TASK OBJECTIVE — Every line of the records below that holds the word "hours" belongs in the answer.

SUPPLIED MATERIAL —
========================

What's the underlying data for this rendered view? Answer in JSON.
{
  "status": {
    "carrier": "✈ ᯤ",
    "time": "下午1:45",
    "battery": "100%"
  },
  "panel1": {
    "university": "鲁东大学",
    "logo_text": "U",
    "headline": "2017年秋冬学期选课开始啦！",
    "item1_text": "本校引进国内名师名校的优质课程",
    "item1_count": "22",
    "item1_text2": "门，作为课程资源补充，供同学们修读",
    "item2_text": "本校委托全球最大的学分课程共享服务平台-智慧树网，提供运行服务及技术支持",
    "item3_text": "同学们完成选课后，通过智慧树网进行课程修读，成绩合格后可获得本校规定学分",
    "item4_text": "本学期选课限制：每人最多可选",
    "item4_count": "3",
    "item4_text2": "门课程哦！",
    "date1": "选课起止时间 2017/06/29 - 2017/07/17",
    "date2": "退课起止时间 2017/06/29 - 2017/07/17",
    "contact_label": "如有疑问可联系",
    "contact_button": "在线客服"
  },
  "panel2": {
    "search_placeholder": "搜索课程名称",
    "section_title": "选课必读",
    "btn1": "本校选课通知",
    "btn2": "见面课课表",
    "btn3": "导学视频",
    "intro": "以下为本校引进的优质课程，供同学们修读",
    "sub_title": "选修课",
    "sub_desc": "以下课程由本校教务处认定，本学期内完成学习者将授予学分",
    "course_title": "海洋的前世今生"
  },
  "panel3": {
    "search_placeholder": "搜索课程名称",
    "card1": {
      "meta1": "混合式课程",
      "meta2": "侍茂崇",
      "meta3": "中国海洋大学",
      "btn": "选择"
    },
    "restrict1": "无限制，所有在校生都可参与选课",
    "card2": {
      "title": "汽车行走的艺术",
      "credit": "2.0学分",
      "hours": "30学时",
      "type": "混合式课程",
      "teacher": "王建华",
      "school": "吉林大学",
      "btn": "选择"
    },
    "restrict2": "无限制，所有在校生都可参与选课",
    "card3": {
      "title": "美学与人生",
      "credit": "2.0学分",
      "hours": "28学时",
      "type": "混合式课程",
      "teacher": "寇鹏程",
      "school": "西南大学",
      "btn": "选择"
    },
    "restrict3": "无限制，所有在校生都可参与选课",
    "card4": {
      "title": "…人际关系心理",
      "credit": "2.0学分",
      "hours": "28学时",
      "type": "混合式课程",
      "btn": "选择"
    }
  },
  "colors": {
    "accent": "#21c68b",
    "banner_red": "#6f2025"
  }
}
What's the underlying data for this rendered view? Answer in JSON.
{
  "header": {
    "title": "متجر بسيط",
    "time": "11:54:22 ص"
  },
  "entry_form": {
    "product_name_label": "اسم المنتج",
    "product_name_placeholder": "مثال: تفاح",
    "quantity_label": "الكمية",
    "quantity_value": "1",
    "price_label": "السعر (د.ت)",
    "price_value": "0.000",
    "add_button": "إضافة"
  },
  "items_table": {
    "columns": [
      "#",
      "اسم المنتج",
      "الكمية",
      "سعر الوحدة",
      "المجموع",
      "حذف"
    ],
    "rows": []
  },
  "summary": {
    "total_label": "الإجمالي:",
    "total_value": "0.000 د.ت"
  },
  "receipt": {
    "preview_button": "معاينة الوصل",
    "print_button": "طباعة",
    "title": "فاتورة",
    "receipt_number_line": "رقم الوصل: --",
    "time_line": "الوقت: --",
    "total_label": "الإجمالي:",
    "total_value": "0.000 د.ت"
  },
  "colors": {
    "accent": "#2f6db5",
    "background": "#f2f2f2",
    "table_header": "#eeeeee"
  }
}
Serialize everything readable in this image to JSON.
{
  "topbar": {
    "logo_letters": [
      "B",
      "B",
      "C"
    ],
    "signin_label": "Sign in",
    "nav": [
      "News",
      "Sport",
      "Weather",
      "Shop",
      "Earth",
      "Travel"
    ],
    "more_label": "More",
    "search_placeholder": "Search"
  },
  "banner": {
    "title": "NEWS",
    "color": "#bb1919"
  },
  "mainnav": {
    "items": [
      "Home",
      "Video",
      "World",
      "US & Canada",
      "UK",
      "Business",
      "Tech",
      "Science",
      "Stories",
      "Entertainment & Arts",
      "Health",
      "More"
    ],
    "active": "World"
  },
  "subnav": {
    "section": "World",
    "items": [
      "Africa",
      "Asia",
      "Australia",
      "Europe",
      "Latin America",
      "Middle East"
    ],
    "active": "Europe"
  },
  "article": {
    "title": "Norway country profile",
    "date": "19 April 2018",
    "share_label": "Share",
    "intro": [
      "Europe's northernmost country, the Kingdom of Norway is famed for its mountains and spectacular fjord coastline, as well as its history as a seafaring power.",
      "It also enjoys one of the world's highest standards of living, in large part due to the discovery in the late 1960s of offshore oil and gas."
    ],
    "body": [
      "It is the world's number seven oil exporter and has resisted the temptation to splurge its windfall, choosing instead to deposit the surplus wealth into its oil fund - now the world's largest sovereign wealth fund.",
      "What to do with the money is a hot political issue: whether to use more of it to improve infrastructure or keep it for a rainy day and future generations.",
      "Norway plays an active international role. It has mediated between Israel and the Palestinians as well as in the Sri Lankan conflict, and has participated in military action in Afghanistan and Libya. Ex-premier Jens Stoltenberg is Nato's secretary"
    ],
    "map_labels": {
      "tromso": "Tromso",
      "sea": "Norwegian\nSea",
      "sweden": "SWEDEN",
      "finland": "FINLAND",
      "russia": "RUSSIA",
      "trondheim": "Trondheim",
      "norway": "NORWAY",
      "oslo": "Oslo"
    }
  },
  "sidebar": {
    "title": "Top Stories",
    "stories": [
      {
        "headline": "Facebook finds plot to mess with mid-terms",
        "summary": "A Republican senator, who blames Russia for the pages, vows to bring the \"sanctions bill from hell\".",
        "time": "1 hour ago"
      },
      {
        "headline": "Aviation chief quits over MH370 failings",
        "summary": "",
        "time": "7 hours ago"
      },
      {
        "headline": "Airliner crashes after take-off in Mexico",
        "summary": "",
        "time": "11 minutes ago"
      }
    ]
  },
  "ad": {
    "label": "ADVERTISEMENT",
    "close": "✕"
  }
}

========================

WORKED SOLUTION —
      "hours": "30学时",
      "hours": "28学时",
      "hours": "28学时",
        "time": "7 hours ago"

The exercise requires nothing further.